ORGANIC foods are as much as 300 per cent more expensive than other produce and concerns remain that the goods aren’t always “green”. New cost-of-living research from Suncorp Bank shows a basket of organic goods, including bananas, eggs, mince and chicken breasts, would cost a consumer $100, versus $56 for regular items. Organic pasta was 318 per cent more expensive than non-organic; organic bananas were 302 per cent more costly.
Chicken was 73 per cent dearer. Consumer group Choice’s food policy adviser Angela McDougall said organic chicken had to be free range, requiring increased space, organic feed, untreated pastures and no use of antibodies. So not only was yield reduced, the production process was more involved and therefore expensive.

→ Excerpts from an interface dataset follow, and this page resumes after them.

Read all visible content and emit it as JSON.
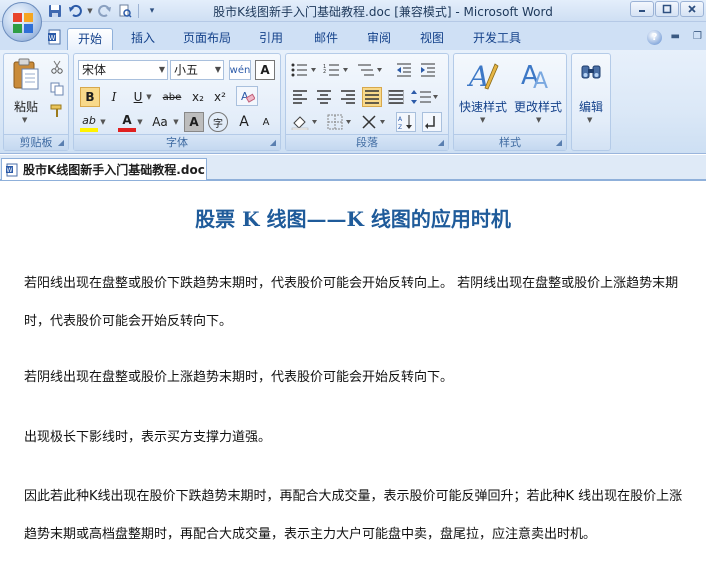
{
  "window": {
    "title": "股市K线图新手入门基础教程.doc [兼容模式] - Microsoft Word"
  },
  "tabs": [
    {
      "label": "开始"
    },
    {
      "label": "插入"
    },
    {
      "label": "页面布局"
    },
    {
      "label": "引用"
    },
    {
      "label": "邮件"
    },
    {
      "label": "审阅"
    },
    {
      "label": "视图"
    },
    {
      "label": "开发工具"
    }
  ],
  "help_label": "?",
  "ribbon": {
    "clipboard": {
      "paste_label": "粘贴",
      "group_label": "剪贴板"
    },
    "font": {
      "font_name": "宋体",
      "font_size": "小五",
      "group_label": "字体",
      "bold": "B",
      "italic": "I",
      "underline": "U",
      "strike": "abe",
      "subscript": "x₂",
      "superscript": "x²",
      "change_case": "Aa",
      "char_shading": "A",
      "grow": "A",
      "shrink": "A",
      "highlight": "ab",
      "font_color": "A"
    },
    "paragraph": {
      "group_label": "段落"
    },
    "styles": {
      "quick_styles_label": "快速样式",
      "change_styles_label": "更改样式",
      "group_label": "样式"
    },
    "editing": {
      "label": "编辑"
    }
  },
  "document": {
    "tab_label": "股市K线图新手入门基础教程.doc",
    "title": "股票 K 线图——K 线图的应用时机",
    "paragraphs": [
      "若阳线出现在盘整或股价下跌趋势末期时，代表股价可能会开始反转向上。 若阴线出现在盘整或股价上涨趋势末期时，代表股价可能会开始反转向下。",
      "若阴线出现在盘整或股价上涨趋势末期时，代表股价可能会开始反转向下。",
      "出现极长下影线时，表示买方支撑力道强。",
      "因此若此种K线出现在股价下跌趋势末期时，再配合大成交量，表示股价可能反弹回升；若此种K 线出现在股价上涨趋势末期或高档盘整期时，再配合大成交量，表示主力大户可能盘中卖，盘尾拉，应注意卖出时机。"
    ]
  }
}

“It’s not too difficult to see how it can end up costing quite a bit more,” Ms McDougall said. But she said that “when it gets up to 300 per cent, you really need to be thinking, `what could be possibly causing that?”‘. Ms McDougall, who is also a member of the Standards Australia organic and biodynamic products committee, said that consumers worried about price should “make sure there are advantages … that make it worth out shelling out the extra money”.
Nutritionist Catherine Saxelby said that while it was expensive to produce organic goods, consumers often had no way of checking whether the goods were legitimately grown by organic farmers.

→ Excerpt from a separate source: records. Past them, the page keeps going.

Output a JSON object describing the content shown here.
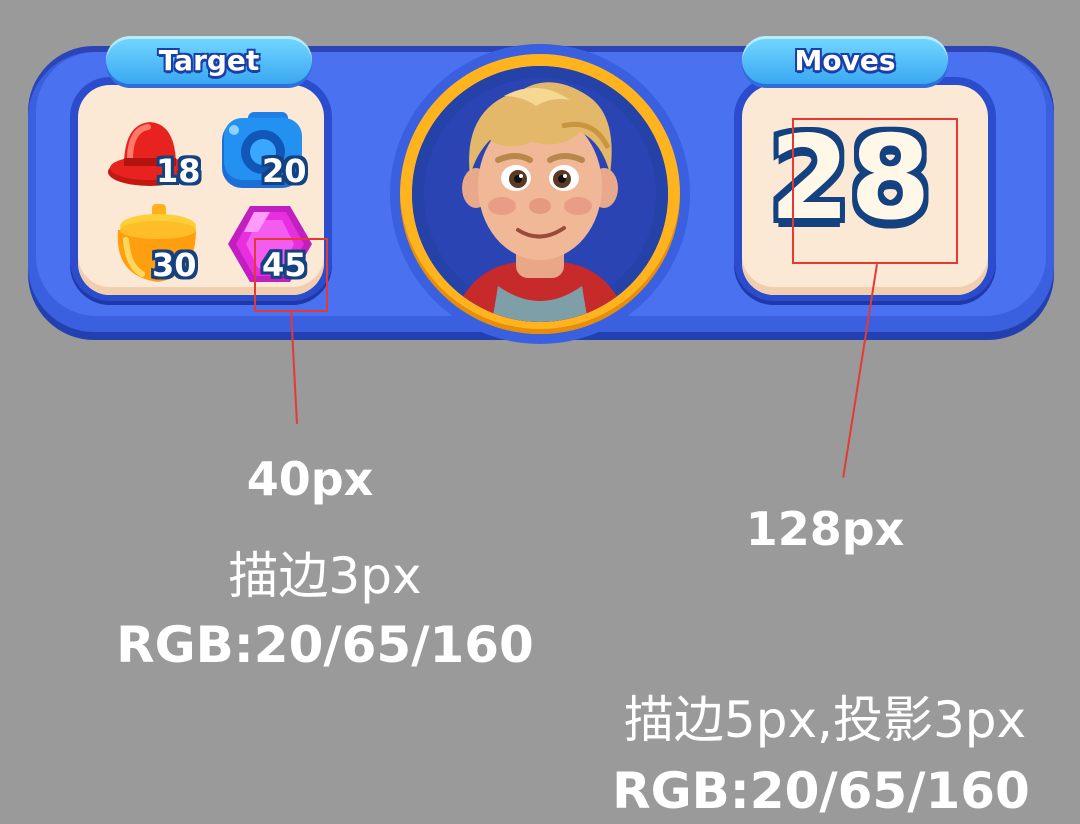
{
  "hud": {
    "target_label": "Target",
    "moves_label": "Moves",
    "moves_count": "28",
    "targets": [
      {
        "icon": "red-hat-icon",
        "count": "18",
        "color": "#e8231f"
      },
      {
        "icon": "blue-camera-icon",
        "count": "20",
        "color": "#1f7fe8"
      },
      {
        "icon": "yellow-pot-icon",
        "count": "30",
        "color": "#ffb11c"
      },
      {
        "icon": "magenta-gem-icon",
        "count": "45",
        "color": "#e82fe0"
      }
    ],
    "avatar": "blond-boy-avatar-icon"
  },
  "annotations": {
    "left_size": "40px",
    "left_stroke": "描边3px",
    "left_rgb": "RGB:20/65/160",
    "right_size": "128px",
    "right_stroke": "描边5px,投影3px",
    "right_rgb": "RGB:20/65/160"
  },
  "colors": {
    "background": "#9a9a9a",
    "hud_blue": "#3b60df",
    "panel_cream": "#fbe9d6",
    "outline": "#144180",
    "annotation_red": "#e53935"
  }
}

“A genuine organic farmer would have a lot more costs,” she said. “There are only a certain number of farmers producing it. That’s why we get goods incorrectly marked as organic, or the farmer hasn’t got the certification from one of the organic bodies, they are just calling themselves organic. “I’m always suspicious of these people selling `organic’ foods at farmers markets… but you don’t really know and you have got no way of telling.”
Ms Saxelby said there was no evidence to show that organically grown produce was better for you. Suncorp Bank executive manager Craig Fenwick said organic buyers could spend more than $2300 extra a year.
“It’s important to make sure you are conscious of that and you need to make sure you are prioritising and making the trade-offs to spend on these types of goods,” he said. “There are other things could do with that, a fair chunk could go towards the kids’ school fees or a holiday … that’s your call as a consumer.” Australian Organic Ltd chairman Andrew Monk said some conventional products had become so low priced it was difficult for organic farmers to compete. “A lot of conventional product is becoming so cheap, we are spending less of our overall budget on food,” he said. “One classic example is milk…in Queensland there are at least 50 separate farms going out of business because of the $1 a litre milk pricing.
“That sort of pricing is patently unsustainable long term, and is doing untold damage to the broader community.” He said to look out for the organic bud logo and other certification bodies to ensure the goods did come from organic growers.
Source: News Limited – http://www.news.com.au/